An exact reproduction of the records is required, with all images left out.

[Entries from a dataset of interfaces]
=-=-=
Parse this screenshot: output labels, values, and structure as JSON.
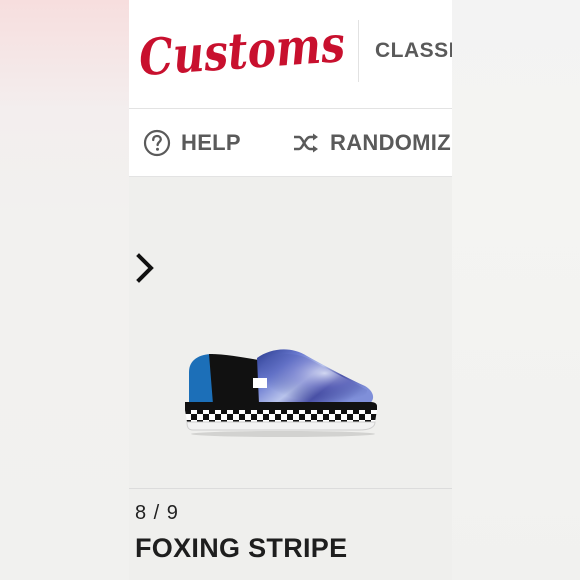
{
  "header": {
    "logo_text": "Customs",
    "category_tab": "CLASSIC"
  },
  "toolbar": {
    "help_label": "HELP",
    "randomize_label": "RANDOMIZE"
  },
  "step": {
    "counter": "8 / 9",
    "title": "FOXING STRIPE"
  },
  "colors": {
    "brand_red": "#c8102e",
    "toolbar_text": "#5a5a5a",
    "heel_blue": "#1c6fb8",
    "upper_black": "#111111"
  },
  "icons": {
    "help": "question-circle",
    "randomize": "shuffle",
    "next": "chevron-right"
  }
}
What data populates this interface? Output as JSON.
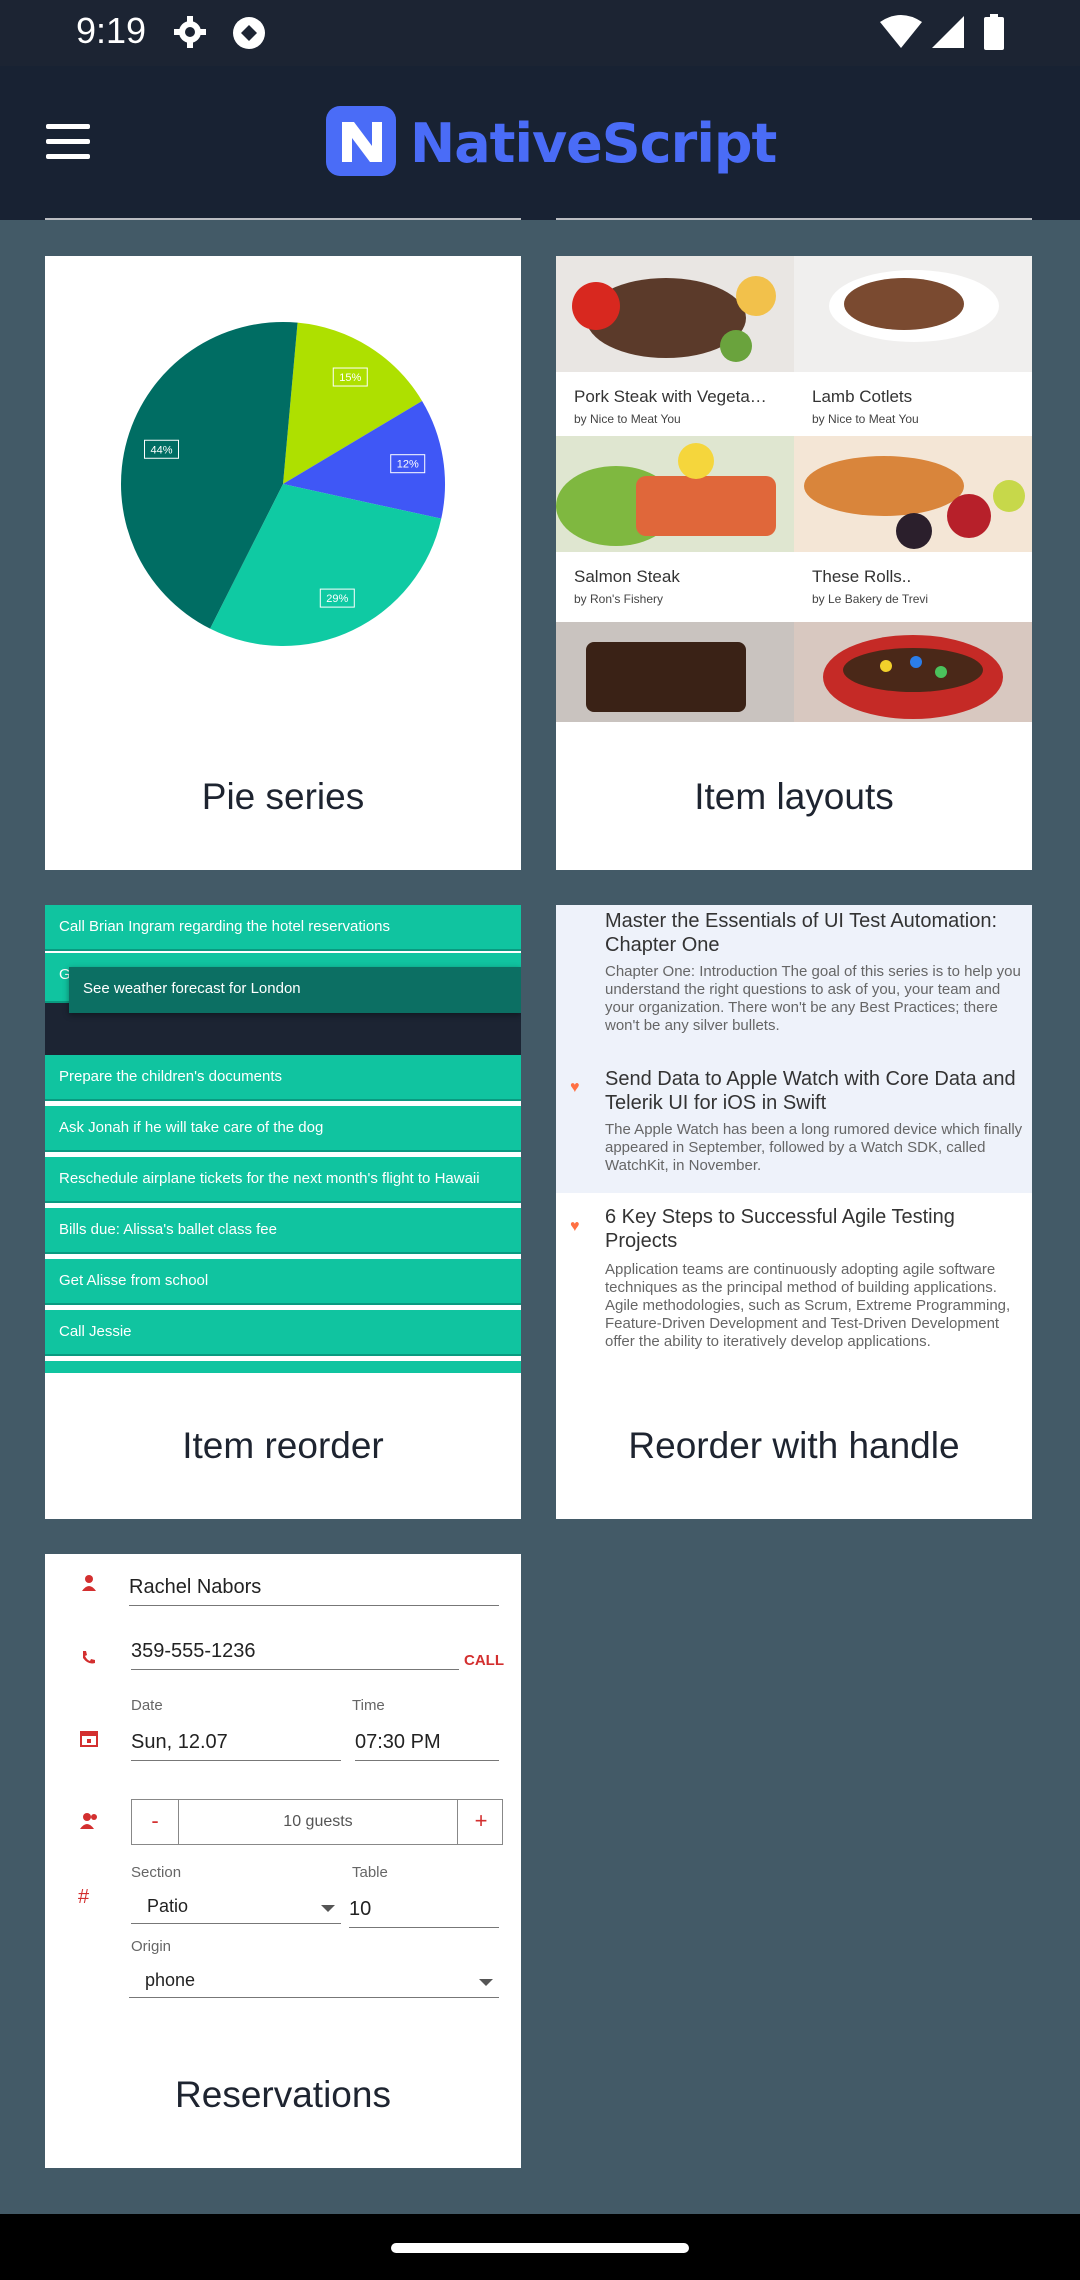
{
  "status_bar": {
    "time": "9:19",
    "icons": [
      "gear-icon",
      "sync-icon",
      "wifi-icon",
      "signal-icon",
      "battery-icon"
    ]
  },
  "app_bar": {
    "logo_letter": "N",
    "logo_text": "NativeScript",
    "menu_icon": "hamburger-menu-icon",
    "accent": "#4a6cf7"
  },
  "cards": {
    "pie": {
      "label": "Pie series",
      "chart_data": {
        "type": "pie",
        "values": [
          15,
          12,
          29,
          44
        ],
        "labels": [
          "15%",
          "12%",
          "29%",
          "44%"
        ],
        "colors": [
          "#aee000",
          "#3f57f6",
          "#0fcaa3",
          "#006d63"
        ]
      }
    },
    "layouts": {
      "label": "Item layouts",
      "items": [
        {
          "title": "Pork Steak with Vegetables",
          "sub": "by Nice to Meat You"
        },
        {
          "title": "Lamb Cotlets",
          "sub": "by Nice to Meat You"
        },
        {
          "title": "Salmon Steak",
          "sub": "by Ron's Fishery"
        },
        {
          "title": "These Rolls..",
          "sub": "by Le Bakery de Trevi"
        }
      ]
    },
    "reorder": {
      "label": "Item reorder",
      "rows": [
        "Call Brian Ingram regarding the hotel reservations",
        "G",
        "See weather forecast for London",
        "Prepare the children's documents",
        "Ask Jonah if he will take care of the dog",
        "Reschedule airplane tickets for the next month's flight to Hawaii",
        "Bills due: Alissa's ballet class fee",
        "Get Alisse from school",
        "Call Jessie"
      ]
    },
    "handle": {
      "label": "Reorder with handle",
      "items": [
        {
          "title": "Master the Essentials of UI Test Automation: Chapter One",
          "body": "Chapter One: Introduction The goal of this series is to help you understand the right questions to ask of you, your team and your organization. There won't be any Best Practices; there won't be any silver bullets."
        },
        {
          "title": "Send Data to Apple Watch with Core Data and Telerik UI for iOS in Swift",
          "body": "The Apple Watch has been a long rumored device which finally appeared in September, followed by a Watch SDK, called WatchKit, in November."
        },
        {
          "title": "6 Key Steps to Successful Agile Testing Projects",
          "body": "Application teams are continuously adopting agile software techniques as the principal method of building applications. Agile methodologies, such as Scrum, Extreme Programming, Feature-Driven Development and Test-Driven Development offer the ability to iteratively develop applications."
        }
      ]
    },
    "reservations": {
      "label": "Reservations",
      "name": "Rachel Nabors",
      "phone": "359-555-1236",
      "call": "CALL",
      "date_caption": "Date",
      "date": "Sun, 12.07",
      "time_caption": "Time",
      "time": "07:30 PM",
      "minus": "-",
      "guests": "10 guests",
      "plus": "+",
      "section_caption": "Section",
      "section": "Patio",
      "table_caption": "Table",
      "table": "10",
      "origin_caption": "Origin",
      "origin": "phone",
      "hash": "#"
    }
  }
}
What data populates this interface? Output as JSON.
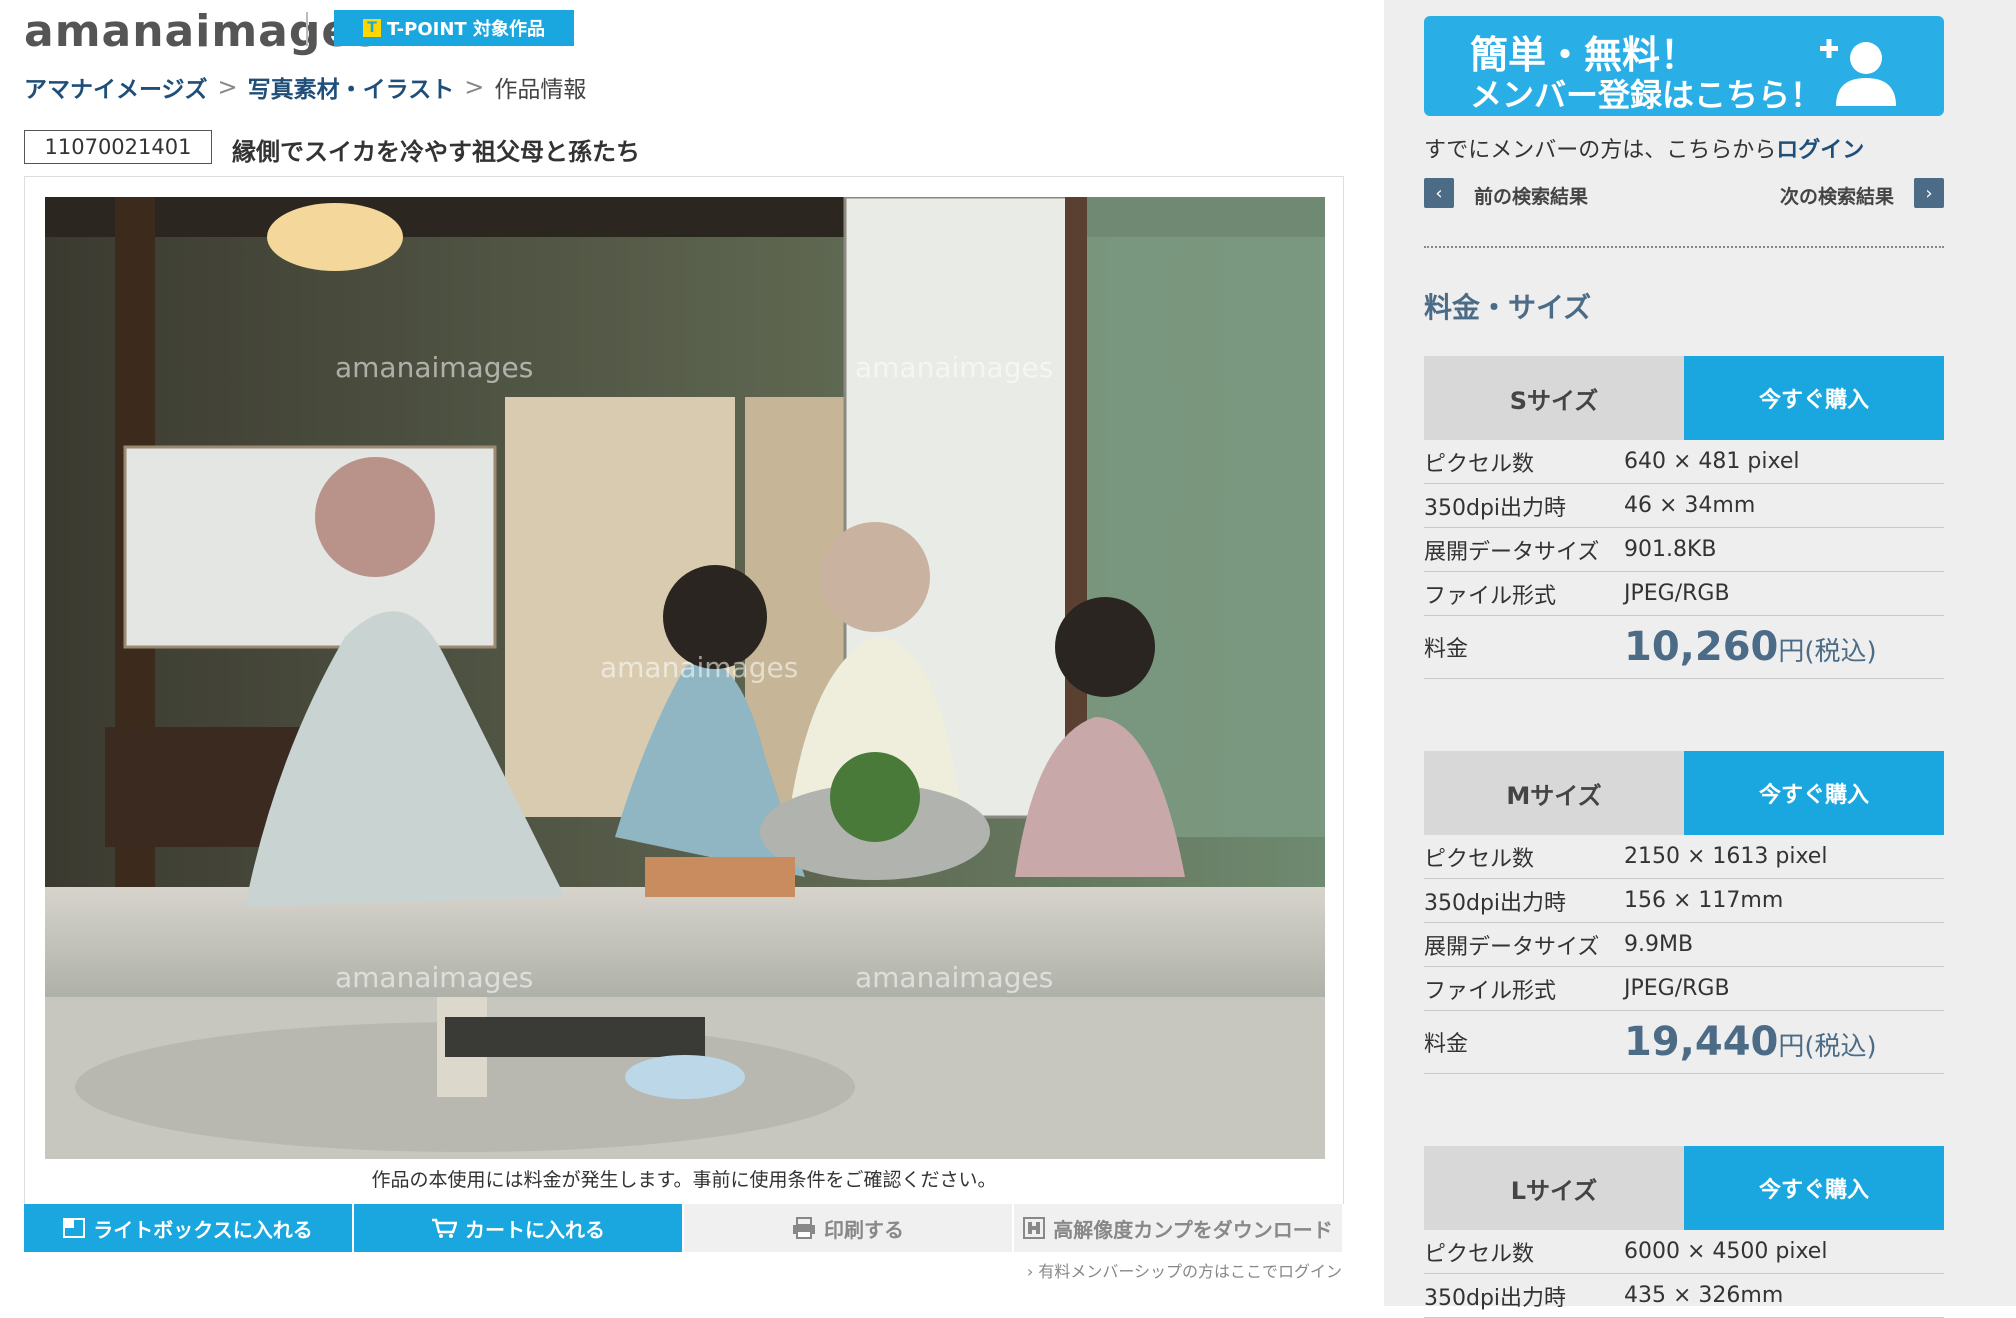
{
  "header": {
    "logo": "amanaimages",
    "tpoint": "T-POINT 対象作品",
    "tpoint_icon": "T"
  },
  "breadcrumb": {
    "items": [
      "アマナイメージズ",
      "写真素材・イラスト"
    ],
    "separator": ">",
    "current": "作品情報"
  },
  "product": {
    "id": "11070021401",
    "title": "縁側でスイカを冷やす祖父母と孫たち",
    "watermark": "amanaimages",
    "notice": "作品の本使用には料金が発生します。事前に使用条件をご確認ください。"
  },
  "actions": [
    {
      "label": "ライトボックスに入れる",
      "icon": "lightbox-icon"
    },
    {
      "label": "カートに入れる",
      "icon": "cart-icon"
    },
    {
      "label": "印刷する",
      "icon": "print-icon"
    },
    {
      "label": "高解像度カンプをダウンロード",
      "icon": "download-icon"
    }
  ],
  "member_login_link": "有料メンバーシップの方はここでログイン",
  "sidebar": {
    "register_line1": "簡単・無料！",
    "register_line2": "メンバー登録はこちら！",
    "login_prefix": "すでにメンバーの方は、こちらから",
    "login_link": "ログイン",
    "prev": "前の検索結果",
    "next": "次の検索結果",
    "section_title": "料金・サイズ"
  },
  "sizes": [
    {
      "name": "Sサイズ",
      "buy": "今すぐ購入",
      "rows": [
        {
          "k": "ピクセル数",
          "v": "640 × 481 pixel"
        },
        {
          "k": "350dpi出力時",
          "v": "46 × 34mm"
        },
        {
          "k": "展開データサイズ",
          "v": "901.8KB"
        },
        {
          "k": "ファイル形式",
          "v": "JPEG/RGB"
        }
      ],
      "price_label": "料金",
      "price": "10,260",
      "price_unit": "円(税込)"
    },
    {
      "name": "Mサイズ",
      "buy": "今すぐ購入",
      "rows": [
        {
          "k": "ピクセル数",
          "v": "2150 × 1613 pixel"
        },
        {
          "k": "350dpi出力時",
          "v": "156 × 117mm"
        },
        {
          "k": "展開データサイズ",
          "v": "9.9MB"
        },
        {
          "k": "ファイル形式",
          "v": "JPEG/RGB"
        }
      ],
      "price_label": "料金",
      "price": "19,440",
      "price_unit": "円(税込)"
    },
    {
      "name": "Lサイズ",
      "buy": "今すぐ購入",
      "rows": [
        {
          "k": "ピクセル数",
          "v": "6000 × 4500 pixel"
        },
        {
          "k": "350dpi出力時",
          "v": "435 × 326mm"
        }
      ]
    }
  ]
}
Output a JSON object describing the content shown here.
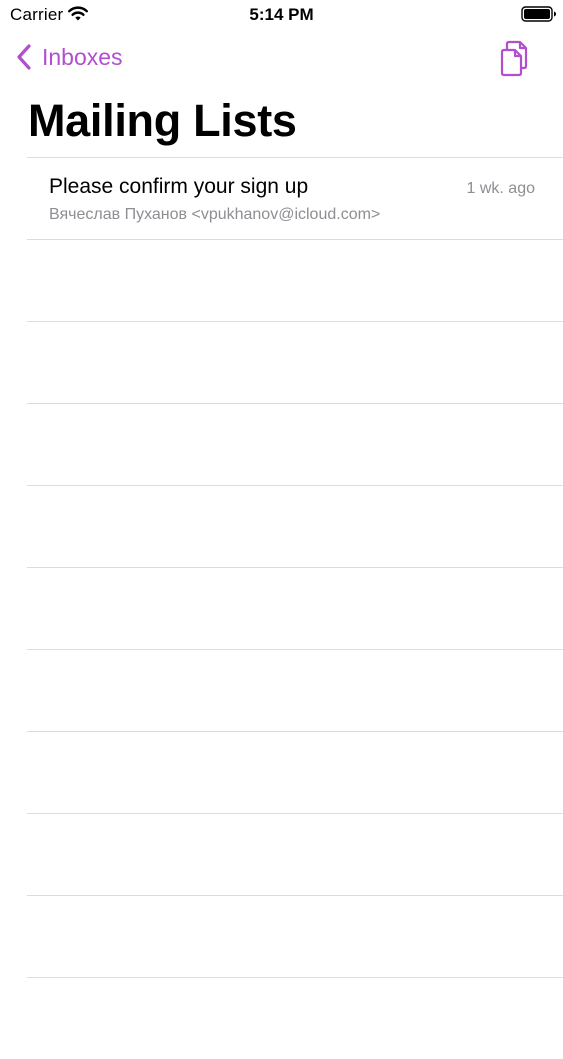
{
  "status_bar": {
    "carrier": "Carrier",
    "time": "5:14 PM"
  },
  "nav": {
    "back_label": "Inboxes",
    "back_icon": "chevron-left-icon",
    "action_icon": "copy-documents-icon",
    "title": "Mailing Lists"
  },
  "colors": {
    "accent": "#b14fd0",
    "secondary_text": "#8e8e93",
    "separator": "#dcdcdc"
  },
  "messages": [
    {
      "subject": "Please confirm your sign up",
      "date": "1 wk. ago",
      "sender": "Вячеслав Пуханов <vpukhanov@icloud.com>"
    }
  ]
}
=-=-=
◆ **Task solution**
Parse this screenshot: output labels, values, and structure as JSON.
{
  "header": {
    "logo_text": "Customs",
    "category_tab": "CLASSIC"
  },
  "toolbar": {
    "help_label": "HELP",
    "randomize_label": "RANDOMIZE"
  },
  "step": {
    "counter": "8 / 9",
    "title": "FOXING STRIPE"
  },
  "colors": {
    "brand_red": "#c8102e",
    "toolbar_text": "#5a5a5a",
    "heel_blue": "#1c6fb8",
    "upper_black": "#111111"
  },
  "icons": {
    "help": "question-circle",
    "randomize": "shuffle",
    "next": "chevron-right"
  }
}
What data populates this interface? Output as JSON.
{
  "status_bar": {
    "time": "9:19",
    "icons": [
      "gear-icon",
      "sync-icon",
      "wifi-icon",
      "signal-icon",
      "battery-icon"
    ]
  },
  "app_bar": {
    "logo_letter": "N",
    "logo_text": "NativeScript",
    "menu_icon": "hamburger-menu-icon",
    "accent": "#4a6cf7"
  },
  "cards": {
    "pie": {
      "label": "Pie series",
      "chart_data": {
        "type": "pie",
        "values": [
          15,
          12,
          29,
          44
        ],
        "labels": [
          "15%",
          "12%",
          "29%",
          "44%"
        ],
        "colors": [
          "#aee000",
          "#3f57f6",
          "#0fcaa3",
          "#006d63"
        ]
      }
    },
    "layouts": {
      "label": "Item layouts",
      "items": [
        {
          "title": "Pork Steak with Vegetables",
          "sub": "by Nice to Meat You"
        },
        {
          "title": "Lamb Cotlets",
          "sub": "by Nice to Meat You"
        },
        {
          "title": "Salmon Steak",
          "sub": "by Ron's Fishery"
        },
        {
          "title": "These Rolls..",
          "sub": "by Le Bakery de Trevi"
        }
      ]
    },
    "reorder": {
      "label": "Item reorder",
      "rows": [
        "Call Brian Ingram regarding the hotel reservations",
        "G",
        "See weather forecast for London",
        "Prepare the children's documents",
        "Ask Jonah if he will take care of the dog",
        "Reschedule airplane tickets for the next month's flight to Hawaii",
        "Bills due: Alissa's ballet class fee",
        "Get Alisse from school",
        "Call Jessie"
      ]
    },
    "handle": {
      "label": "Reorder with handle",
      "items": [
        {
          "title": "Master the Essentials of UI Test Automation: Chapter One",
          "body": "Chapter One: Introduction The goal of this series is to help you understand the right questions to ask of you, your team and your organization. There won't be any Best Practices; there won't be any silver bullets."
        },
        {
          "title": "Send Data to Apple Watch with Core Data and Telerik UI for iOS in Swift",
          "body": "The Apple Watch has been a long rumored device which finally appeared in September, followed by a Watch SDK, called WatchKit, in November."
        },
        {
          "title": "6 Key Steps to Successful Agile Testing Projects",
          "body": "Application teams are continuously adopting agile software techniques as the principal method of building applications. Agile methodologies, such as Scrum, Extreme Programming, Feature-Driven Development and Test-Driven Development offer the ability to iteratively develop applications."
        }
      ]
    },
    "reservations": {
      "label": "Reservations",
      "name": "Rachel Nabors",
      "phone": "359-555-1236",
      "call": "CALL",
      "date_caption": "Date",
      "date": "Sun, 12.07",
      "time_caption": "Time",
      "time": "07:30 PM",
      "minus": "-",
      "guests": "10 guests",
      "plus": "+",
      "section_caption": "Section",
      "section": "Patio",
      "table_caption": "Table",
      "table": "10",
      "origin_caption": "Origin",
      "origin": "phone",
      "hash": "#"
    }
  }
}
What data populates this interface? Output as JSON.
{
  "header": {
    "logo": "amanaimages",
    "tpoint": "T-POINT 対象作品",
    "tpoint_icon": "T"
  },
  "breadcrumb": {
    "items": [
      "アマナイメージズ",
      "写真素材・イラスト"
    ],
    "separator": ">",
    "current": "作品情報"
  },
  "product": {
    "id": "11070021401",
    "title": "縁側でスイカを冷やす祖父母と孫たち",
    "watermark": "amanaimages",
    "notice": "作品の本使用には料金が発生します。事前に使用条件をご確認ください。"
  },
  "actions": [
    {
      "label": "ライトボックスに入れる",
      "icon": "lightbox-icon"
    },
    {
      "label": "カートに入れる",
      "icon": "cart-icon"
    },
    {
      "label": "印刷する",
      "icon": "print-icon"
    },
    {
      "label": "高解像度カンプをダウンロード",
      "icon": "download-icon"
    }
  ],
  "member_login_link": "有料メンバーシップの方はここでログイン",
  "sidebar": {
    "register_line1": "簡単・無料！",
    "register_line2": "メンバー登録はこちら！",
    "login_prefix": "すでにメンバーの方は、こちらから",
    "login_link": "ログイン",
    "prev": "前の検索結果",
    "next": "次の検索結果",
    "section_title": "料金・サイズ"
  },
  "sizes": [
    {
      "name": "Sサイズ",
      "buy": "今すぐ購入",
      "rows": [
        {
          "k": "ピクセル数",
          "v": "640 × 481 pixel"
        },
        {
          "k": "350dpi出力時",
          "v": "46 × 34mm"
        },
        {
          "k": "展開データサイズ",
          "v": "901.8KB"
        },
        {
          "k": "ファイル形式",
          "v": "JPEG/RGB"
        }
      ],
      "price_label": "料金",
      "price": "10,260",
      "price_unit": "円(税込)"
    },
    {
      "name": "Mサイズ",
      "buy": "今すぐ購入",
      "rows": [
        {
          "k": "ピクセル数",
          "v": "2150 × 1613 pixel"
        },
        {
          "k": "350dpi出力時",
          "v": "156 × 117mm"
        },
        {
          "k": "展開データサイズ",
          "v": "9.9MB"
        },
        {
          "k": "ファイル形式",
          "v": "JPEG/RGB"
        }
      ],
      "price_label": "料金",
      "price": "19,440",
      "price_unit": "円(税込)"
    },
    {
      "name": "Lサイズ",
      "buy": "今すぐ購入",
      "rows": [
        {
          "k": "ピクセル数",
          "v": "6000 × 4500 pixel"
        },
        {
          "k": "350dpi出力時",
          "v": "435 × 326mm"
        }
      ]
    }
  ]
}
Output a JSON object describing the content shown here.
{
  "status_bar": {
    "carrier": "Carrier",
    "time": "5:14 PM"
  },
  "nav": {
    "back_label": "Inboxes",
    "back_icon": "chevron-left-icon",
    "action_icon": "copy-documents-icon",
    "title": "Mailing Lists"
  },
  "colors": {
    "accent": "#b14fd0",
    "secondary_text": "#8e8e93",
    "separator": "#dcdcdc"
  },
  "messages": [
    {
      "subject": "Please confirm your sign up",
      "date": "1 wk. ago",
      "sender": "Вячеслав Пуханов <vpukhanov@icloud.com>"
    }
  ]
}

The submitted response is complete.